Arms Trade: Qatar

Department for International Trade written question – answered on 29th October 2018.

Alert me about debates like this

Photo of Barry Gardiner Barry Gardiner Shadow Minister (Department for Business, Energy and Industrial Strategy) (Energy and Climate Change), Shadow Secretary of State for International Trade

To ask the Secretary of State for International Trade, with reference to his letter of 15 September 2018 to the Chair of the International Trade Committee, what risk assessment the Government carried out on the UK Export Finance support for the export of Typhoon and Hawk aircraft and associated goods and services to the Government of Qatar; and if he will publish that risk assessment.

Photo of Barry Gardiner Barry Gardiner Shadow Minister (Department for Business, Energy and Industrial Strategy) (Energy and Climate Change), Shadow Secretary of State for International Trade

To ask the Secretary of State for International Trade, with reference to his letter of 15 September 2018 to the Chair of the International Trade Committee, for what reason the support offered to the Government of Qatar for the export of Typhoon and Hawk aircraft and associated goods and services falls outside of UK Export Finance's normal underwriting criteria.

Photo of Barry Gardiner Barry Gardiner Shadow Minister (Department for Business, Energy and Industrial Strategy) (Energy and Climate Change), Shadow Secretary of State for International Trade

To ask the Secretary of State for International Trade, what assessment his Department has made of the (a) industrial, (b) economic and (c) foreign policy benefits that will be provided by the contracts for the export of Typhoon and Hawk aircraft and associated goods and services to the Government of Qatar.

Photo of Barry Gardiner Barry Gardiner Shadow Minister (Department for Business, Energy and Industrial Strategy) (Energy and Climate Change), Shadow Secretary of State for International Trade

To ask the Secretary of State for International Trade, what the breakdown of the £4.5 billion in financing support for the export of Typhoon and Hawk aircraft to the Government of Qatar is.

Photo of Graham Stuart Graham Stuart Assistant Whip, Parliamentary Under-Secretary (Department for International Trade)

UK Export Finance (UKEF) has carried out due diligence and robust risk assessment on this transaction, concluding that the overall risk in relation to the transaction was low.
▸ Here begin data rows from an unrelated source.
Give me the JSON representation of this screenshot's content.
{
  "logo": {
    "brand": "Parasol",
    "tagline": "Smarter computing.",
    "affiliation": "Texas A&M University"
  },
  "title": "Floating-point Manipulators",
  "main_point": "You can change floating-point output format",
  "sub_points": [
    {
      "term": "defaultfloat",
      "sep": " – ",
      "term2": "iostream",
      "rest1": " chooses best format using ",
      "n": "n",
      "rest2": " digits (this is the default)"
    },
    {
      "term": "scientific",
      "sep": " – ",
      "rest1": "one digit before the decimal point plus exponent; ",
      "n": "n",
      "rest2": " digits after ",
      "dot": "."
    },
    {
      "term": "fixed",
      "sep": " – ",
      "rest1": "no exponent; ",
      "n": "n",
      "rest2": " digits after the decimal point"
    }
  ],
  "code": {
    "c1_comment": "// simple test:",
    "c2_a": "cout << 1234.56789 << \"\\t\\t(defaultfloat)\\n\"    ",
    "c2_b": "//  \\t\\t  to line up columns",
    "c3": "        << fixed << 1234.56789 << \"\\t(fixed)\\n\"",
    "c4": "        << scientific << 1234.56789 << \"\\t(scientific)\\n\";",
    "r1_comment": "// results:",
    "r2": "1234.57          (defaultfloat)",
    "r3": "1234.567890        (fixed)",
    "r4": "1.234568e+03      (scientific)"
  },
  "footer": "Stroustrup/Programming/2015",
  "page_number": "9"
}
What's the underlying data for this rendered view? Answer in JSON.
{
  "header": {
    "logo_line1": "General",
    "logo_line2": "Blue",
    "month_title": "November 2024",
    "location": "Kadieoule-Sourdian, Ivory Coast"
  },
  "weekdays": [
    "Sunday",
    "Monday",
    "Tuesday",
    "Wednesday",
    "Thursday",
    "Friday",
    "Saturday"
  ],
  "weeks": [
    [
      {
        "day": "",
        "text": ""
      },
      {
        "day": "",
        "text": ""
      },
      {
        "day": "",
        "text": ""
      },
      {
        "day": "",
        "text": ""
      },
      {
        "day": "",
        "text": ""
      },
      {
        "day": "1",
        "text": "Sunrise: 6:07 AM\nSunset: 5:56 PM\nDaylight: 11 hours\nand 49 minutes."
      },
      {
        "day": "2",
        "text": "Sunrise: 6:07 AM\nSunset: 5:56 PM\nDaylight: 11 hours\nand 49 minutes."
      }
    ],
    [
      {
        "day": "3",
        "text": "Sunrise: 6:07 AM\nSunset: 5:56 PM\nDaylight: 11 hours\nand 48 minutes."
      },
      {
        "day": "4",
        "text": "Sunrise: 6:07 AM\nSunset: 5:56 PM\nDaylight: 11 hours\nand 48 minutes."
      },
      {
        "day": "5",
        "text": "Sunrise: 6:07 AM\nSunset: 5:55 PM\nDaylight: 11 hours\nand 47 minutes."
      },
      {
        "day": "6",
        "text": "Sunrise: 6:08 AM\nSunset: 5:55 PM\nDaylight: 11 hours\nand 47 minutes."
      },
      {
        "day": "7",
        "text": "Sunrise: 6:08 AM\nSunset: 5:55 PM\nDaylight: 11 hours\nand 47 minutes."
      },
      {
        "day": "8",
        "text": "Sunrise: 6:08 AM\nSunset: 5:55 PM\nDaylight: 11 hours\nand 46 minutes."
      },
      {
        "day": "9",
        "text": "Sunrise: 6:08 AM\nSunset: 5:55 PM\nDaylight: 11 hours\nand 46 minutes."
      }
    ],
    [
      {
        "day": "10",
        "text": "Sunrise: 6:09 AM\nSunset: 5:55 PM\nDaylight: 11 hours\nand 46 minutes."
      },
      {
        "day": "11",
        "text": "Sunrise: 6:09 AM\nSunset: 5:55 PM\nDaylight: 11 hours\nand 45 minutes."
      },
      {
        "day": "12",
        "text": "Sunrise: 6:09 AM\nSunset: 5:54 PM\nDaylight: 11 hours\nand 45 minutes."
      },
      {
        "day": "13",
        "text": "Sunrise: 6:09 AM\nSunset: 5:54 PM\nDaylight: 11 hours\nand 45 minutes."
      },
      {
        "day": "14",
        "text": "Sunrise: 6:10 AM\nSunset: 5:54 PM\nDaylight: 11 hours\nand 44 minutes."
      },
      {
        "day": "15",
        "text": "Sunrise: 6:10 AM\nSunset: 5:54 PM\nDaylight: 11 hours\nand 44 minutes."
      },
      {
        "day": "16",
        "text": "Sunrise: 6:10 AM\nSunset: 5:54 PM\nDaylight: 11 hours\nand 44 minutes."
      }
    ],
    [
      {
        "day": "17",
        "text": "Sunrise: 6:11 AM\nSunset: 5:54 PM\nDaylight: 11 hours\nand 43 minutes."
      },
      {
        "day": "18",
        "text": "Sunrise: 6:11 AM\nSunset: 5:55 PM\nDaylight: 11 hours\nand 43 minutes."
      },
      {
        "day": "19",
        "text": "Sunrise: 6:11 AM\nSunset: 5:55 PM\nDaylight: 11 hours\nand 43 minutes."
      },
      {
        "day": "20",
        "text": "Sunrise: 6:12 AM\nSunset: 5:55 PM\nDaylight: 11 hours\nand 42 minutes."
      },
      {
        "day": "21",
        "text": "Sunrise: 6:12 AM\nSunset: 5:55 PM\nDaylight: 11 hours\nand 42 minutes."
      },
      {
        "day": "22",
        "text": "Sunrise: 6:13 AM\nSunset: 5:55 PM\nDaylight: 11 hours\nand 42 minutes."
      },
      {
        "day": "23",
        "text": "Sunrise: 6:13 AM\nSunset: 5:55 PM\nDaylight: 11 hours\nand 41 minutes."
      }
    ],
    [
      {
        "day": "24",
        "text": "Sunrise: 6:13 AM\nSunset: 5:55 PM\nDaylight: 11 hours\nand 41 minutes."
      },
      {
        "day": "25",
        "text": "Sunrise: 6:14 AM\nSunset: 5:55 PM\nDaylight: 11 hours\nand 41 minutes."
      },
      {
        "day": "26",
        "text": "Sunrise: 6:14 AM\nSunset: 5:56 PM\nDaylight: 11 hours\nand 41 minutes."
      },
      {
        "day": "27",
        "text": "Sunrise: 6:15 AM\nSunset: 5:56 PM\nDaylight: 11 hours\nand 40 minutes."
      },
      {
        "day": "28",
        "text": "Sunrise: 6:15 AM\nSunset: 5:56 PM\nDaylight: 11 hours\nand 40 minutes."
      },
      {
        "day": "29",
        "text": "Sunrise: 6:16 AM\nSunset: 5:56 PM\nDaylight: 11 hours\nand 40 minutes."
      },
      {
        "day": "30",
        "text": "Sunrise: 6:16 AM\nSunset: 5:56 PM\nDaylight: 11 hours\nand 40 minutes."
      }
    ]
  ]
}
This risk assessment is commercially sensitive.

The basis of UKEF’s normal underwriting criteria is a framework agreed with HM Treasury that allows UKEF to provide support where it is needed for UK exporters while managing potential risks to the Exchequer arising from both individual transactions and across its portfolio. Due to the quantum of support (particularly to a single obligor), the long risk horizon and the nature of the transaction, its financing did not fit within UKEF’s normal underwriting criteria. In these circumstances, Ministers can instruct UKEF to support transactions which are judged to be in the national interest.

The UK and Qatar share a close defence and security relationship. The defence contracts with the Government of Qatar were announced alongside a package of training and co-operation between the British and Qatari Air Forces. Both BAES and MBDA UK are significant employers in the UK and this contract will support BAES, its nearly 35,000 employees and the 9,000 companies in its supply chain, many of whom are in highly skilled design and manufacturing roles.

The breakdown of the £4.5bn in financing support to the Government of Qatar is: £3.5bn in loan guarantees and an offer of £1bn in direct loans. In addition to the £4.5bn referred to by the Secretary of State for International Trade in his letter of 15 September to the Chair of the International Trade Committee, UKEF has provided further support for the contract in the form of export insurance bringing the total value to around £5bn in support.

Does this answer the above question?

Yes0 people think so

No0 people think not

Would you like to ask a question like this yourself? Use our Freedom of Information site.